Face Making

Artist Gwenn Seemel’s bilingual blog about art, portraiture, free culture, and feminism.

The Gitomer bag

2009 . 05 . 29 - Comments / Commentaires (1)

Last fall, my partner bought himself Jeffrey Gitomer’s Little Black Book Connections, and, as is my extremely irritating habit, I had read it before David had even cracked it open. Throughout the book, Jeffrey talks about giving value first. His theory is that business works better when there’s generosity involved. Another theme of the book was that no one is unapproachable. That’s a lesson I learned while still in school, but one that I’d also had disproved an equal number of times.

All in all, I thought it would be fun to call Jeffrey’s bluff—to see if it was in fact a bluff!—so I asked him to sit for me in exchange for the portrait I would create of him.



process of painting a You Bag

As it turned out, Mr. Gitomer is everything he seemed to be…and more! Last March, when he came through Portland for a seminar, I met with him.



process of painting a You Bag

When we did the interview, I noticed that Jeffrey carries a tote. I knew then and there that I’d be painting two portraits of him!



process of painting a You Bag

The You Bag of Jeffrey has ended up acting as a study for the wall-hanging portrait of him that I’m currently working on.



American artist Gwenn Seemel in her studio

photo by David

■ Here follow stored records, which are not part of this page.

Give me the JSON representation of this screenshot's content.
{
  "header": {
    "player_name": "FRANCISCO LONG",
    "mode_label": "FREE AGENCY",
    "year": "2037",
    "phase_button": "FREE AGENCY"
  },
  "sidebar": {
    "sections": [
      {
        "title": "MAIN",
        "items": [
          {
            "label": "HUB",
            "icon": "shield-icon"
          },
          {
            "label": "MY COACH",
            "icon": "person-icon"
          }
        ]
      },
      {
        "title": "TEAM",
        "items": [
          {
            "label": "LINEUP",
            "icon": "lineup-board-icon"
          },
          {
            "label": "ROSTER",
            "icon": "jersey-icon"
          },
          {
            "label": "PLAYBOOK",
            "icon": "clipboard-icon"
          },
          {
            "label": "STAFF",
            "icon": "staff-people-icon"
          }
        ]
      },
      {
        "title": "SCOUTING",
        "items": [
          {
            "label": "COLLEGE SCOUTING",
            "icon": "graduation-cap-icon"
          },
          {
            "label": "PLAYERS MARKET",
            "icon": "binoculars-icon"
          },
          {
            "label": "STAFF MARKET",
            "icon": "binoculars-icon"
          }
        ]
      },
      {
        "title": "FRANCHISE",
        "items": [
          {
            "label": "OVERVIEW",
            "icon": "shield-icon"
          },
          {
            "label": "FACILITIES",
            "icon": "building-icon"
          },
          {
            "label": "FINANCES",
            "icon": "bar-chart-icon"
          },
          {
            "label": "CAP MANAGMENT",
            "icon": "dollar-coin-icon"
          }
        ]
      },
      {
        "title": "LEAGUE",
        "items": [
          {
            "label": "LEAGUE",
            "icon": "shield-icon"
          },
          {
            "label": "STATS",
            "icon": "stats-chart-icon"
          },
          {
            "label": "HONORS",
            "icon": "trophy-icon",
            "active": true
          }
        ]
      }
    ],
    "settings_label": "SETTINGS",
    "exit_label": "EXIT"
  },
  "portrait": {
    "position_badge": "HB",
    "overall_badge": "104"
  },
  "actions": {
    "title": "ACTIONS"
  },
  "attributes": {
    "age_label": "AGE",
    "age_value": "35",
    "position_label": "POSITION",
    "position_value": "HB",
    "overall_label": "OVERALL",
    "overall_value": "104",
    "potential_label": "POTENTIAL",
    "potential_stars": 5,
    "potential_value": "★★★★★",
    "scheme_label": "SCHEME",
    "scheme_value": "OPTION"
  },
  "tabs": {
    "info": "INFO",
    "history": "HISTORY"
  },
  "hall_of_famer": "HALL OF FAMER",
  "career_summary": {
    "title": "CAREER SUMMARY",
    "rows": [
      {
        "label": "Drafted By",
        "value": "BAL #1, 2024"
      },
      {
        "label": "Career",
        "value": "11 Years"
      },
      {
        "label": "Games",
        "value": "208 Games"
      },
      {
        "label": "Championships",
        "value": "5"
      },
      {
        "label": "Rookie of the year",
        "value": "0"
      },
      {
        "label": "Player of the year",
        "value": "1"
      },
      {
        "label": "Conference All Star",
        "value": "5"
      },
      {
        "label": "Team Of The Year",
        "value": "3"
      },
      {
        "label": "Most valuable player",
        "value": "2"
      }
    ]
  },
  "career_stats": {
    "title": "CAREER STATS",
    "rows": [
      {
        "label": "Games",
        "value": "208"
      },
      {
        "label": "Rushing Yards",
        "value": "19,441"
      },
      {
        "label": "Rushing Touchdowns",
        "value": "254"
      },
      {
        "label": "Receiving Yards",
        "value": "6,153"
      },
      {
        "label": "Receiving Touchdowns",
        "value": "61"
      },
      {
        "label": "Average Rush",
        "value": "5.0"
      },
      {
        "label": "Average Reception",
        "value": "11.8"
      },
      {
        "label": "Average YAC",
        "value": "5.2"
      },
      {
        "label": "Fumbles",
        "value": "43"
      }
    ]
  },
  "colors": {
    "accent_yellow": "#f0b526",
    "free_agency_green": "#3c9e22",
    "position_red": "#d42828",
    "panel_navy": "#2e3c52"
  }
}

My portrait totes are, by their nature, looser works. I cannot layer the paint on too thickly or the bags will lose their malleability and, by extension, their functionality. This means that the portraits on bags tend to have a more watercolor feel than my more traditionally displayed pieces.



process of painting a You Bag

In this portrait, I focused on Jeffrey’s eyes. They are striking and I wanted to learn more about them before working on a full-face portrait in the wall-hanging version of Gitomer.



process of painting a You Bag

Jeffrey’s eyes are a hazel-y kind of mix with warm flecks, so I gave them a quinacridone gold layer to start with…



process of painting a You Bag

...which I then covered with a contrasting cool-toned layer.



process of painting a You Bag

The rest of the work on the eyes was simply matter of moderating between those two extremes.



Portland artist Gwenn Seemel

photo by David

One of the challenges with this portrait bag was the tote’s wide bottom. When fully opened and in use, the bag shows below the fold line seen in the above process images, so I had to create the suggestion of Jeffrey’s smile below the crease.



process of painting a You Bag

Anticipating these sorts of things is important when working on a three-dimensional functional item. Because I’ve made relatively few You Bags compared with the rest of my work, I have to concentrate on not overlooking these details. That’s something I like about working on the totes: they get me outside of my comfort zone.



Jeffrey Gitomer's You Bag

Gwenn Seemel
Jeffrey Gitomer
2009
acrylic on canvas bag
14 x 17 x 4 inches



Jeffrey Gitomer painted portrait

detail image of Jeffrey Gitomer



Jeffrey Gitomer's You Bag

the back of Jeffrey’s You Bag

I usually decorate the backs of my You Bags with abstract shapes and patterns, but, in this case, I thought of something better. This is Jeffrey’s company logo.


RELATED ARTICLES:
- Making a living is like making a painting
- On blogging and being a better artist
- The most important person in the world.


CATEGORIES: - English - Process images - You Bag -


If you want to receive email updates whenever there’s a new post on this blog, pledge $1 or more of support per month through Patreon!



(1) Comments / Commentaires: The Gitomer bag

-- Don The Idea Guy -- 2009 . 05 . 31 --

Very cool!
Custom portraits on tote bags… You Bags are a brilliant idea!
~DTIG

--- -- - --- - ---- - ---- - --- - -- ---

Add a comment / Ajouter un commentaire

Name / Votre nom:

Email / Votre e-mail:

(Visible only to Gwenn / Visible uniquement pour Gwenn)

URL / Votre URL:

(Optional / Facultatif)

Comment / Commentaire:

(You can use / Vous pouvez utiliser: < a >, < b >, < i >)

 Remember me for next time. / Retenez mes coordonnées.

 Email me new comments. / Abonnez-moi au fil de discussion.

Please enter the characters you see below / Veuillez rédiger le mot que vous voyez ci-dessous: